For Fans Of
Rivers of Nihil‘s new full-length ‘The Conscious Seed of Light’ is a seriously hard-hitting experience. An old school death metal album at its roots (right down to the album cover designed by Dan Seagrave), you’d be forgiven for thinking it was released in the 80s. It’s clear that the band has been influenced by some of the pioneers of the genre and in turn they’ve produced a winning formula that captures that classic death metal sound, while still sounding fresh.
The band doesn’t waste any time in turning up the aggression. Starting with intro track ‘Terrestria I: Thaw’ and leading straight into ‘Rain Eater’, things escalate rather quickly and before you know it you’re being bombarded with face-melting riffs and bone-shattering double kicking. The technical prowess on this album is staggering; each band member really shows off what they can do with their respective instruments, which is important on any death metal album.

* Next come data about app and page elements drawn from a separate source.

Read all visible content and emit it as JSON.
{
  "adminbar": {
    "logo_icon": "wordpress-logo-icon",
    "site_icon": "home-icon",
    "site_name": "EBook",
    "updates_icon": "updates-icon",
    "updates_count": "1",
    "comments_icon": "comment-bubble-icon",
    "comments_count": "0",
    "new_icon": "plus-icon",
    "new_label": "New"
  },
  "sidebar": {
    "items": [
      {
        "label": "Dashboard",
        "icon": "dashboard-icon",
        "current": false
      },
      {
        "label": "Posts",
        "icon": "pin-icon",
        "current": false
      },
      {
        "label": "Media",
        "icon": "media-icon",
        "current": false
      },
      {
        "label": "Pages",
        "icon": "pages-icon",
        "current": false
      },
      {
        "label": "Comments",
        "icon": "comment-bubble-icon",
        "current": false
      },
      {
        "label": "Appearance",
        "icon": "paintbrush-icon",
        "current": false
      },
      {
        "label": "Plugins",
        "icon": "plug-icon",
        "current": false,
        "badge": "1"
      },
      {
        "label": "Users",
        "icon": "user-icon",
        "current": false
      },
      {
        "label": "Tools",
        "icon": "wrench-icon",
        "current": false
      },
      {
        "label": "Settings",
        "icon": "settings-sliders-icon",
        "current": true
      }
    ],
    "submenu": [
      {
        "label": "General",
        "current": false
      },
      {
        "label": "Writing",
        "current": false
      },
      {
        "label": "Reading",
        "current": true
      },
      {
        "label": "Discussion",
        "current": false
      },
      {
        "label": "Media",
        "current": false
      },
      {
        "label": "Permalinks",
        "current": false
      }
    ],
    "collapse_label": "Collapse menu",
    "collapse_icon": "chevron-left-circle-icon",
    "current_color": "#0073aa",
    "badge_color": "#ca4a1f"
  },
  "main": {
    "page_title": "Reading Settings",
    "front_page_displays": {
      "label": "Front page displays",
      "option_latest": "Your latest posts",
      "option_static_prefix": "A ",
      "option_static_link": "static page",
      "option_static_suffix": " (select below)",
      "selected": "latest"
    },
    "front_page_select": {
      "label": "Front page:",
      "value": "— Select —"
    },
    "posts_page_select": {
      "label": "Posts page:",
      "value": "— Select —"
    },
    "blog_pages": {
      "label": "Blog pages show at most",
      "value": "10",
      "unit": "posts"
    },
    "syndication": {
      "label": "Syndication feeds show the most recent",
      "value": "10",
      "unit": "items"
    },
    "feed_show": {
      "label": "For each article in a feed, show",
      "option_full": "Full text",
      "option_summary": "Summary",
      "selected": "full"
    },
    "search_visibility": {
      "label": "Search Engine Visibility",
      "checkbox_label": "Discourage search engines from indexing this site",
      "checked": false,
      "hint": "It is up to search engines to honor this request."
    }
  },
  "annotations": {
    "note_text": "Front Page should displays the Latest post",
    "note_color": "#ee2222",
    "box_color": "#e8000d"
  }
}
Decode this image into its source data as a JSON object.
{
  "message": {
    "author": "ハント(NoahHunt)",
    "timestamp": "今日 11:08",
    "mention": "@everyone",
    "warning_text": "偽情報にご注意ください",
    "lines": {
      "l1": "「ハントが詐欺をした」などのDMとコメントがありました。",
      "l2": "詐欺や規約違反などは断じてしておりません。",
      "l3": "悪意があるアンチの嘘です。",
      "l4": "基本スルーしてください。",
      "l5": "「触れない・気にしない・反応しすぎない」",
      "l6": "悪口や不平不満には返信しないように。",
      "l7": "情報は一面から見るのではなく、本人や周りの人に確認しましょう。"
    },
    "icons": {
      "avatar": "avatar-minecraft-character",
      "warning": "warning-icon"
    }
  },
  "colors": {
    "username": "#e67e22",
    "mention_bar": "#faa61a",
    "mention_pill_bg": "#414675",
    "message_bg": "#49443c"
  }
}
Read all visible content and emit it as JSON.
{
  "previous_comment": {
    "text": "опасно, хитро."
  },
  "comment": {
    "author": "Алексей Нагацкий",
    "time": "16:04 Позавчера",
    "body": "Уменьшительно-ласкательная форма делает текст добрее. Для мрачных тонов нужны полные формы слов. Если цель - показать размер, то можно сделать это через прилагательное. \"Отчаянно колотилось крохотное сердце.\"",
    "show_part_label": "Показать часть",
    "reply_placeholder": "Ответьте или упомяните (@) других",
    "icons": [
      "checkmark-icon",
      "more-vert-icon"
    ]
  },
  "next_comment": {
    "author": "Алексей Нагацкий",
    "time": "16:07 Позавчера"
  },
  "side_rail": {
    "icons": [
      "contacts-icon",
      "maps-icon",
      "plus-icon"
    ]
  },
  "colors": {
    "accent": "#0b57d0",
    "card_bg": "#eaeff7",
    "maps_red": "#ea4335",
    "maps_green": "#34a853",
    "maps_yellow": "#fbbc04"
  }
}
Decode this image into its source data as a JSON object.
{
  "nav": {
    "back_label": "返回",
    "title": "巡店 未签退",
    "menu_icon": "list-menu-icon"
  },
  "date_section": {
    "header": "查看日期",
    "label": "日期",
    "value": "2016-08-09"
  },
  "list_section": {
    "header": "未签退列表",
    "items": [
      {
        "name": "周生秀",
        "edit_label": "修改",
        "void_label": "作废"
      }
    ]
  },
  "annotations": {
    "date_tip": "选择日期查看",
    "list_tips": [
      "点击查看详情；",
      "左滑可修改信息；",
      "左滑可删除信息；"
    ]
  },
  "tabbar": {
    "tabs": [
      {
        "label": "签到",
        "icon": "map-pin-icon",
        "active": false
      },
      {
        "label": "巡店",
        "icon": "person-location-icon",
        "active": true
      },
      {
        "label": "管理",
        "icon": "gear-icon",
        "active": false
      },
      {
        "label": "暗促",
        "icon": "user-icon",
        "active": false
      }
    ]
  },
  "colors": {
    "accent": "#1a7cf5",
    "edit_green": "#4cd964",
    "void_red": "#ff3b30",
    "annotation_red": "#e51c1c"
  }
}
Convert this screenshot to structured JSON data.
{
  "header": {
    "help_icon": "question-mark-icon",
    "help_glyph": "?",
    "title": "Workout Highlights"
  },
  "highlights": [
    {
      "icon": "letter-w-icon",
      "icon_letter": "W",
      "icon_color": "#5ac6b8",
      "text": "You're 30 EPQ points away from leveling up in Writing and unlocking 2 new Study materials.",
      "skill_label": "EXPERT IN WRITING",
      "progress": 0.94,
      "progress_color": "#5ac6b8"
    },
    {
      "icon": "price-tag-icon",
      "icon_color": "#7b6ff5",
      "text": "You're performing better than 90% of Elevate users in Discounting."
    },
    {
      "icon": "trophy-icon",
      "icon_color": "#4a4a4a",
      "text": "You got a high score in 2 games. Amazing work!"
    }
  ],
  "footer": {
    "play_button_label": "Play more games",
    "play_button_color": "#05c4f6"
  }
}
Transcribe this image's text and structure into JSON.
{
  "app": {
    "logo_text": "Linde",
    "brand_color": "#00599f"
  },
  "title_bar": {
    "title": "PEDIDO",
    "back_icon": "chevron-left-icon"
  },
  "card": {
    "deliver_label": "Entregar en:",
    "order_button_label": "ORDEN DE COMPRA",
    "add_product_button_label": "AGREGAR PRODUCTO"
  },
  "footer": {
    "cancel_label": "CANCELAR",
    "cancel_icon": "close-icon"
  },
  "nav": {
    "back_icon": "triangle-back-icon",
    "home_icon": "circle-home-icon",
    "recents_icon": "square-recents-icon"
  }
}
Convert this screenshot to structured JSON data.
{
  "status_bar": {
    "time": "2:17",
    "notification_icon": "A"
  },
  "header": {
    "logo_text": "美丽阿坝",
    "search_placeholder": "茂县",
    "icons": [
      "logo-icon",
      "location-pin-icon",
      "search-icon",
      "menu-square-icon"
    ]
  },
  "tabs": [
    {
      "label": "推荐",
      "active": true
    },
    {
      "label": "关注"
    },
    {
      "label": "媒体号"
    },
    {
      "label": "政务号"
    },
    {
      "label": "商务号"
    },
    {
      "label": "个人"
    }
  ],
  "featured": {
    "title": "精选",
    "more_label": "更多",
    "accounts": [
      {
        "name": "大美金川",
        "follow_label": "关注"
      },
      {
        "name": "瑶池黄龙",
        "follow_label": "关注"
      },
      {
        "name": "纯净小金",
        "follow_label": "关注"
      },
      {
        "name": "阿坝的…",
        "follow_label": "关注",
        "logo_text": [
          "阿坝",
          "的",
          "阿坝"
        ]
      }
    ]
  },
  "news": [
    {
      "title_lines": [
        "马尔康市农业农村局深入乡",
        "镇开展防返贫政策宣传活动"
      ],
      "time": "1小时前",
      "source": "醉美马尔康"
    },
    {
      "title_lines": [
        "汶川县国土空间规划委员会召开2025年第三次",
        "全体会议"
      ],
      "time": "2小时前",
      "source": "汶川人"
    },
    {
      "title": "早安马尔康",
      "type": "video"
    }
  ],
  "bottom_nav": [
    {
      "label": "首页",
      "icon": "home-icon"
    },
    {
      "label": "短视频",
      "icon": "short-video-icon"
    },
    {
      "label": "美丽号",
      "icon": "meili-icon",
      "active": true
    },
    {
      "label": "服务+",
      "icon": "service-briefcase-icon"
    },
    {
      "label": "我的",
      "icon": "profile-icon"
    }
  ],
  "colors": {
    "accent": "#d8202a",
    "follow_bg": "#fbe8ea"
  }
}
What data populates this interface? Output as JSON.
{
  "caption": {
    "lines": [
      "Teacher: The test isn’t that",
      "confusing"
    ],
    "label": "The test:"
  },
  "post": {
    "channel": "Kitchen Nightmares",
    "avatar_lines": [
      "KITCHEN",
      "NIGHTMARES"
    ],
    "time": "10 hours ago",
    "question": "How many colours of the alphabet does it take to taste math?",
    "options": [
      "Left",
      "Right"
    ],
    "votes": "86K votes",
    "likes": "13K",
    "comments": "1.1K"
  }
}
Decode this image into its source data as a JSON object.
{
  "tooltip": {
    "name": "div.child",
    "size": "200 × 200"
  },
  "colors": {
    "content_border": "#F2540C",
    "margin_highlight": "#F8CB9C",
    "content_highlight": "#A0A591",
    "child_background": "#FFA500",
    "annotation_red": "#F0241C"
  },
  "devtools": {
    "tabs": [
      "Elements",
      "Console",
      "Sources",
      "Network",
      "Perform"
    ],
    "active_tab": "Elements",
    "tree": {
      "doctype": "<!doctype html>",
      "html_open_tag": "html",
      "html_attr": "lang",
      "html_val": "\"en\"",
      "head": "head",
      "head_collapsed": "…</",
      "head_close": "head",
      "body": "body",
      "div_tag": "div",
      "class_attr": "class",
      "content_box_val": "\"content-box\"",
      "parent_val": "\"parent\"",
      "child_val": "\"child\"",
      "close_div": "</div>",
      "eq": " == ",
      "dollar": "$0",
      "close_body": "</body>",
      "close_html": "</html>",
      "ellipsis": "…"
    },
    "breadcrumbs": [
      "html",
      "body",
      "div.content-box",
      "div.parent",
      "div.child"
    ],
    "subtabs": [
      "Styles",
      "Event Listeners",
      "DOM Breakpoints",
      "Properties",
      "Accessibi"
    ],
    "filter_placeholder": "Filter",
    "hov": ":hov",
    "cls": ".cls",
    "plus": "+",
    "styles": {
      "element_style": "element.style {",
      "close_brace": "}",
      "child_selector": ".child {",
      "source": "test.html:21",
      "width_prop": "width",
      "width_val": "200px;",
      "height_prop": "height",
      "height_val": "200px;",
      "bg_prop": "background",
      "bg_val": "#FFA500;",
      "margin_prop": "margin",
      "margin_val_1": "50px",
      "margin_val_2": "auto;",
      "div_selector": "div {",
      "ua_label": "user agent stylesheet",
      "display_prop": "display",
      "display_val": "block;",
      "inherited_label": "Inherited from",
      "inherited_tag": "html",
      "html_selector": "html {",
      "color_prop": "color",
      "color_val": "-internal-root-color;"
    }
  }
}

Frontman Jake Dieffenbach does a commendable job of leading the band with his fearsome, roaring vocals. While he doesn’t inject a lot of variation into his performances in terms of pitch, he is consistently powerful and commands the listener’s attention, which is the most important thing. It would’ve been nice to hear a more diverse range however. Admittedly, Dieffenbach does let loose a few high-pitched shrieks occasionally, but most of the time he sticks to his low-mid range growls like glue.
One of the greatest aspects of ‘The Conscious Seed of Light’ is how clearly it has been inspired by classic death metal acts such as Morbid Angel, Death, Obituary etc. Rivers of Nihil have obviously drawn a lot of influence from some of the genre’s most iconic bands, and the result is superb. In the midst of all the horrible deathcore bands that seem to spring up out of the ground every day, it’s nice to hear a group that still plays good old fashioned death metal.
If you yearn for a simpler time before breakdowns and pig squeals, ‘The Conscious Seed of Light’ might just be the album for you. Rivers of Nihil have successfully produced a distinctly modern and unique album full of kickass riffs, shredding solos and monstrous vocals, that also pays tribute to their forebears. This is the sort of album the genre needs at the moment.
1. Terrestria I: Thaw
2. Rain Eater
3. Birth of the Omnisavior
4. Soil & Seed
5. Central Antheneum
6. Mechanical Trees
7. Place of Serpents
8. Human Adaptation
9. A Fertile Altar